I would like it if you would walk with me for these for moments of your time that I have, and allow me to say something that I have yet to say in fullness of that which it deserves to be said. I have spent a lot of time in these past four months in tears and brokenness, trying to pick up the pieces from decisions I have made. Grappling with my utter inability to provide for myself in any meaningful psychological and spiritual way has been incredibly humbled. What I mean is that the answers that I have been seeking, those to fill the empty spaces, have been outside of myself and my attempts at insular self-realization to bring enlightenment in my life and overcome this angst and frustration has only amplified those feelings. I think it may be that insularity reinforces, or at very least maintains, the pain we feel because there is something very real about allowing your burdens to be carried by others.
So it this, that I care to write: Thank you. To those over the past months have been, at the right time and moment, listened and pestered me when I refused, I am so grateful.
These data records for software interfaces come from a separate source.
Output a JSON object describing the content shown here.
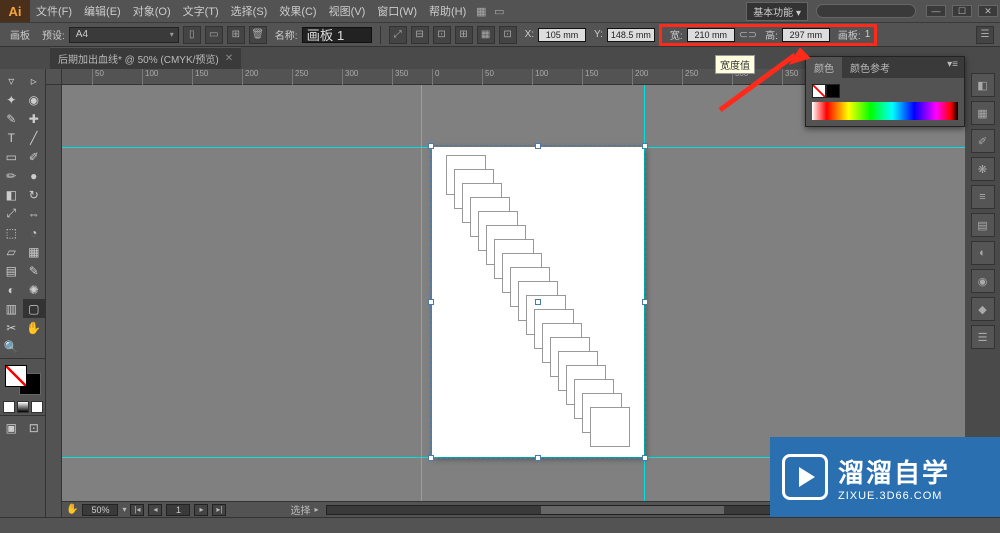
{
  "menubar": {
    "items": [
      "文件(F)",
      "编辑(E)",
      "对象(O)",
      "文字(T)",
      "选择(S)",
      "效果(C)",
      "视图(V)",
      "窗口(W)",
      "帮助(H)"
    ],
    "workspace_label": "基本功能"
  },
  "toolbar2": {
    "artboard_label": "画板",
    "preset_label": "预设:",
    "preset_value": "A4",
    "name_label": "名称:",
    "name_value": "画板 1",
    "x_label": "X:",
    "x_value": "105 mm",
    "y_label": "Y:",
    "y_value": "148.5 mm",
    "w_label": "宽:",
    "w_value": "210 mm",
    "h_label": "高:",
    "h_value": "297 mm",
    "artboard_num_label": "画板:",
    "artboard_num_value": "1"
  },
  "doc_tab": {
    "title": "后期加出血线* @ 50% (CMYK/预览)"
  },
  "ruler_ticks": [
    "50",
    "100",
    "150",
    "200",
    "250",
    "300",
    "350",
    "0",
    "50",
    "100",
    "150",
    "200",
    "250",
    "300",
    "350"
  ],
  "bottom": {
    "zoom": "50%",
    "page": "1",
    "status": "选择"
  },
  "color_panel": {
    "tab1": "颜色",
    "tab2": "颜色参考"
  },
  "tooltip_text": "宽度值",
  "watermark": {
    "big": "溜溜自学",
    "small": "ZIXUE.3D66.COM"
  }
}
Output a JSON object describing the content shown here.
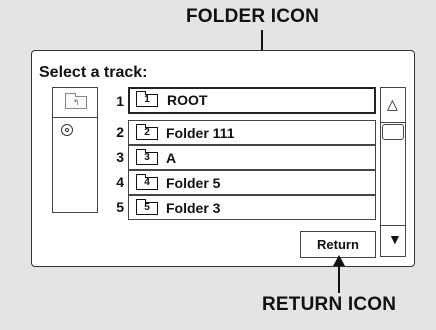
{
  "callouts": {
    "folder_icon": "FOLDER ICON",
    "return_icon": "RETURN ICON"
  },
  "screen": {
    "title": "Select a track:",
    "tracks": [
      {
        "number": "1",
        "icon_number": "1",
        "label": "ROOT"
      },
      {
        "number": "2",
        "icon_number": "2",
        "label": "Folder 111"
      },
      {
        "number": "3",
        "icon_number": "3",
        "label": "A"
      },
      {
        "number": "4",
        "icon_number": "4",
        "label": "Folder 5"
      },
      {
        "number": "5",
        "icon_number": "5",
        "label": "Folder 3"
      }
    ],
    "selected_track": "1",
    "return_label": "Return",
    "scroll_up_glyph": "△",
    "scroll_down_glyph": "▼",
    "left_panel_icons": [
      "folder-icon",
      "disc-icon"
    ]
  }
}
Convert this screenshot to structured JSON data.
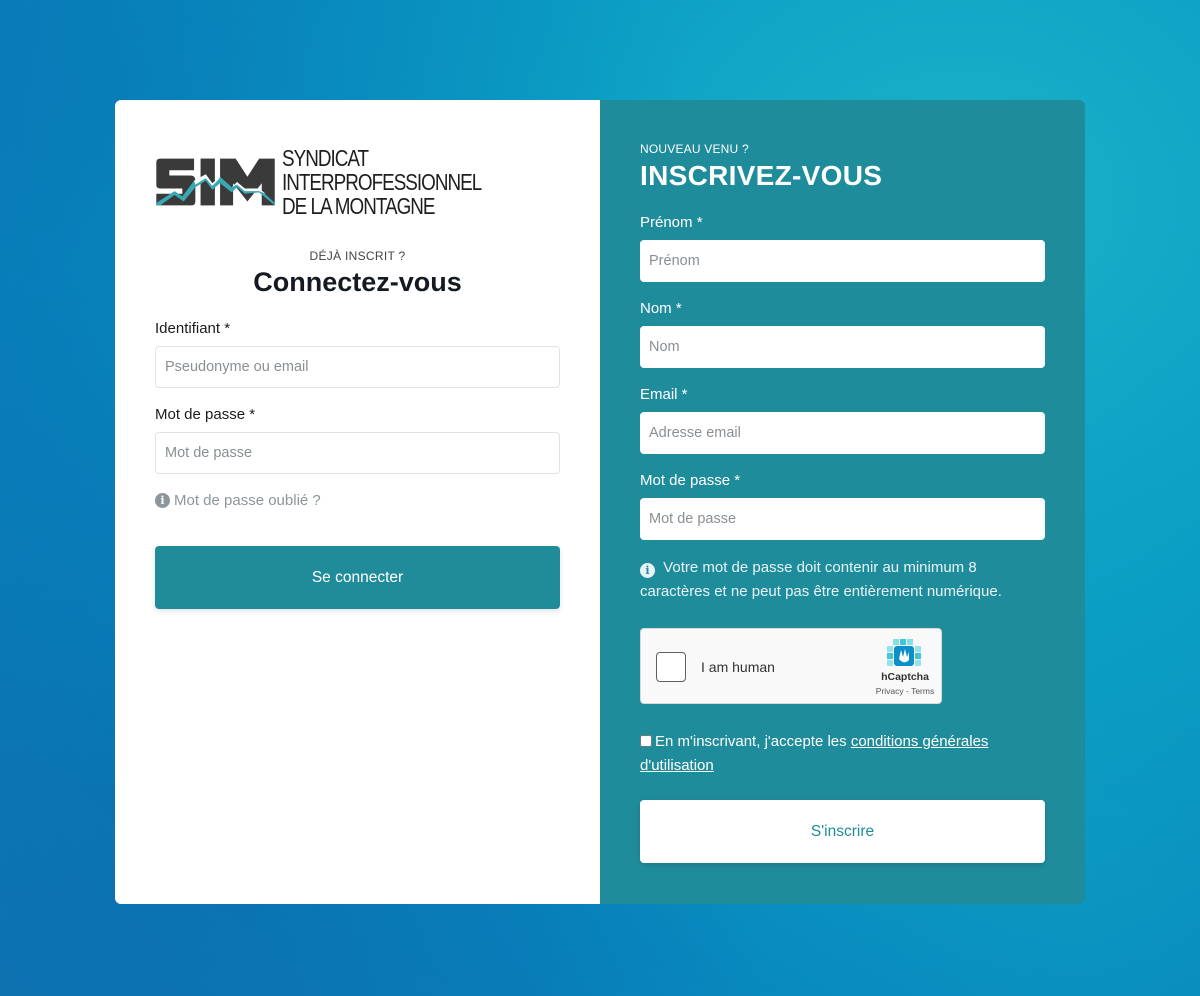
{
  "logo": {
    "mark": "SIM",
    "lines": [
      "SYNDICAT",
      "INTERPROFESSIONNEL",
      "DE LA MONTAGNE"
    ]
  },
  "login": {
    "eyebrow": "DÉJÀ INSCRIT ?",
    "title": "Connectez-vous",
    "id_label": "Identifiant *",
    "id_placeholder": "Pseudonyme ou email",
    "password_label": "Mot de passe *",
    "password_placeholder": "Mot de passe",
    "forgot": "Mot de passe oublié ?",
    "submit": "Se connecter"
  },
  "signup": {
    "eyebrow": "NOUVEAU VENU ?",
    "title": "INSCRIVEZ-VOUS",
    "firstname_label": "Prénom *",
    "firstname_placeholder": "Prénom",
    "lastname_label": "Nom *",
    "lastname_placeholder": "Nom",
    "email_label": "Email *",
    "email_placeholder": "Adresse email",
    "password_label": "Mot de passe *",
    "password_placeholder": "Mot de passe",
    "password_note": "Votre mot de passe doit contenir au minimum 8 caractères et ne peut pas être entièrement numérique.",
    "captcha": {
      "label": "I am human",
      "brand": "hCaptcha",
      "links": "Privacy - Terms"
    },
    "terms_prefix": "En m'inscrivant, j'accepte les ",
    "terms_link": "conditions générales d'utilisation",
    "submit": "S'inscrire"
  },
  "colors": {
    "teal": "#1f8c9c",
    "teal_button": "#218c99",
    "logo_dark": "#3a3a3a",
    "logo_accent": "#3aa7b5"
  }
}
My gratefulness extends as far as the support I have received; at no moment has anyone had to bear the burden of my mess, but friends and mentors have at their moment provided what was needed. To the mentor who reminded me that I wasn’t a failure, your words have not left me. To the friend who pestered me with piercing questions and unwavering conviction, you have loved me when I’ve been unable to reciprocate that outpouring of grace.
I do not wish to downplay the difficulties that this time of transition has brought in my life, but let it be known that my life is not altogether challenging. I get to show up to two wonderful jobs in which we seek to live out the biblical mandate for justice, and during the evening, my life transitions to full-time student and I have the opportunity to learn at a place that Calvin where curiosity is encouraged. It is in these places that I have not only hung on this semester, but I think that I have truly been able to thrive.
This has been a trying time in my life and have often felt lost. In being lost, I have experienced frightening vulnerability that has provided for me space to feel more alive than ever before. It has been a year of incredible moments of exhilaration and raucous laughter intertwined with thorns that cut deep and cause bleeding. Living faithfully in between the mess of exile and the jubilee of the restored city requires of me to avoid the optimism of human progress and the pessimism of human limitations, but rather work and wait in the dichotomy of hope and reality; a hope that doesn’t ignore the filth and a reality that will not remain in brokenness.